## YOUR OBJECTIVE
Go through the data below and return each line where the string "photo" occurs.

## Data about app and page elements
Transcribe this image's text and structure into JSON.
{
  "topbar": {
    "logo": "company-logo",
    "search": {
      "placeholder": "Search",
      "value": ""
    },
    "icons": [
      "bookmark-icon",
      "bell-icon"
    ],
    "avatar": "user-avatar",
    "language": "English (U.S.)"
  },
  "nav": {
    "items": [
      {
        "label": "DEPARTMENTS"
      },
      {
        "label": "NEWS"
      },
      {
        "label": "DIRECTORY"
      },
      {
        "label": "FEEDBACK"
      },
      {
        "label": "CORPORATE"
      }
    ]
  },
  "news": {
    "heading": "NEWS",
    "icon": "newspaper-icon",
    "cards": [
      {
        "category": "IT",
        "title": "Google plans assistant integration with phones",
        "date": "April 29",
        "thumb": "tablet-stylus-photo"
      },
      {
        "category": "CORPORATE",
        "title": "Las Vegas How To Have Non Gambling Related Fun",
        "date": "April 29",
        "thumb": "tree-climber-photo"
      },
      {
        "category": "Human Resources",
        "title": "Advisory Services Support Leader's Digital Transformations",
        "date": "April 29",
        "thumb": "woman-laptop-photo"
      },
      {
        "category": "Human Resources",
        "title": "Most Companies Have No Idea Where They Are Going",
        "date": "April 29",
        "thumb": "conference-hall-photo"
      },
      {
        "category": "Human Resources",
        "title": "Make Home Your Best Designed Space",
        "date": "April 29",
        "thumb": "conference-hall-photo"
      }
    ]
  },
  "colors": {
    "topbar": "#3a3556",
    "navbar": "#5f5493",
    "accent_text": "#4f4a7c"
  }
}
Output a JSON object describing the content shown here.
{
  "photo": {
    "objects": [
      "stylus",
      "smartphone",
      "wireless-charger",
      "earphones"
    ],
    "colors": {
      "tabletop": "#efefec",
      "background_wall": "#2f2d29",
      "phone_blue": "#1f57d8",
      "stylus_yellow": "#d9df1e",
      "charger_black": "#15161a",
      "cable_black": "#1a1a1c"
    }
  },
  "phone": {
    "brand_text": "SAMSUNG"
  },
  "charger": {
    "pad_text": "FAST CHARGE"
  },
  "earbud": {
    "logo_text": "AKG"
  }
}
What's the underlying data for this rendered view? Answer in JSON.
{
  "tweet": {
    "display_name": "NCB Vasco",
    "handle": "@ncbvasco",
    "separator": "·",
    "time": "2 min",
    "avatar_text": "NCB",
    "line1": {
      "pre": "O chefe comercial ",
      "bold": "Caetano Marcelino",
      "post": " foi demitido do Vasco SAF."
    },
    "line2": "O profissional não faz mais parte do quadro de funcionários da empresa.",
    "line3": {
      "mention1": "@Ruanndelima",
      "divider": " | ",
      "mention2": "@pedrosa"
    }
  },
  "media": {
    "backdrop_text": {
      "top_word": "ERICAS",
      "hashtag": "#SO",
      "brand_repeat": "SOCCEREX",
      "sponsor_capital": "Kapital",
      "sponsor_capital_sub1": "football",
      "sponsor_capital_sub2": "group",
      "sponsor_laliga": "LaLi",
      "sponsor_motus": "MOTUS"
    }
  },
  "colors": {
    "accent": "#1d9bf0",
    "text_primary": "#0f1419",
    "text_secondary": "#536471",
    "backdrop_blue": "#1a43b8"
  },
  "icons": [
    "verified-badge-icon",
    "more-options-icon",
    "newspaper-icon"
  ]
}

## EXPECTED ANSWER
        "thumb": "tablet-stylus-photo"
        "thumb": "tree-climber-photo"
        "thumb": "woman-laptop-photo"
        "thumb": "conference-hall-photo"
        "thumb": "conference-hall-photo"
  "photo": {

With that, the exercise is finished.